SALT LAKE CITY -- Deron Williams figures he'll eventually get a triple-double. For now, he's more excited about the improvement the Utah Jazz have shown after a pair of ugly losses to start the season.
"We're getting out and running more, pushing the ball and getting easy looks," Williams said. "A lot of it just comes from energy and intensity, especially in the first half tonight."
Williams came within two rebounds of a triple-double as the Jazz rolled to a 125-108 victory Wednesday night over the Toronto Raptors.
"D-Will is D-Will," teammate Al Jefferson said of the All-Star guard. "He's amazing. He gets guys involved."
He's also willing to pick up the slack where it's needed.
"I really wasn't focused on trying to get rebounds. I was trying to keep [Reggie] Evans off the boards," Jefferson said. "I think I did a pretty good job, but D-Will came in and helped out."
Williams finished with 22 points, 14 assists and eight rebounds. Jefferson led the Jazz with 27 points and Paul Millsap added 21 in Utah's 11th straight victory over Toronto.
Utah (2-2) gave up the first basket, then scored the next 17 points, and also went on another 8-0 tear en route to a 41-22 first-quarter lead. Utah led 66-47 at halftime.
But C.J. Miles (19 points) stopped the momentum with a buzzer-beating 3-point bank shot to end the quarter, then drained another early in the fourth to push Utah's lead back to double digits.
"C.J. made those shots that were heartbreakers for the other team and certainly warmed our hearts when they went in," Jazz coach Jerry Sloan said. "It was really refreshing."
Miles called the bank shot more luck than skill, but said he felt comfortable coming off the bench.
"I know what's going on, so I should be able to come in and make an immediate impact," Miles said. "That's the role Coach put me in and we talked about it. If I can change the game, I'm going to do it."
The Jazz weren't surprised Toronto made a game of it.
"Any time you get up 20 on a team in the first half, it's hard to sustain because teams will make a run," Williams said. "But the most important thing is we were able to get the lead back up to 20."
Bargnani couldn't explain the slow start, but said the way Utah pressed the ball didn't help.
"We were too soft and allowed them to do what they wanted," Bargnani said.
That was just fine by Jefferson, who was having more fun than he ever had in Minnesota.
"It's only going to get better," Jefferson promised, noting that there is still much to Utah's offense that he is learning.
He and Millsap showed fine chemistry as they got the pick-and-roll working early. The duo dominated inside, with Utah holding a 64-46 advantage in the paint.
"That's my brother from another mother," Jefferson joked about Millsap. "When I saw him limping off the court [in the third quarter], it took everything out of me. When I [saw] him come back, I knew it was back on."

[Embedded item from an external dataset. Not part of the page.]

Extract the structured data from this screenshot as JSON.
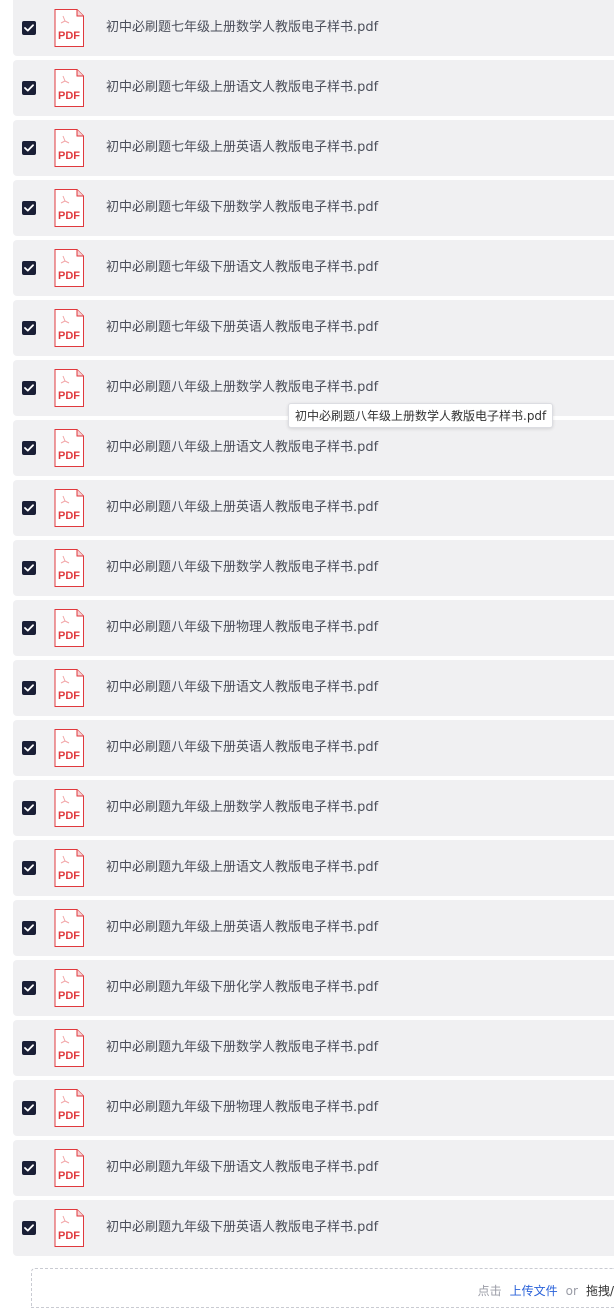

Millsap suffered a mild ankle sprain but finished the game, much to the delight of the crowd.
"We owed them," Jefferson said of the fans. "We didn't perform in the home opener. Our fans are too good to come out and play the way we did. We knew we could bounce back and we did."
Sloan is now just four wins away from surpassing Pat Riley to become the third all-time winningest coach in the NBA. ...The Jazz were without reserve center Kyrylo Fesenko (gastric distress) and Jeremy Evans (sprained right wrist). ...Toronto made just 3-of-13 3-pointers. ... The Raptors finished at 45.6 percent shooting but started just 6 of 18.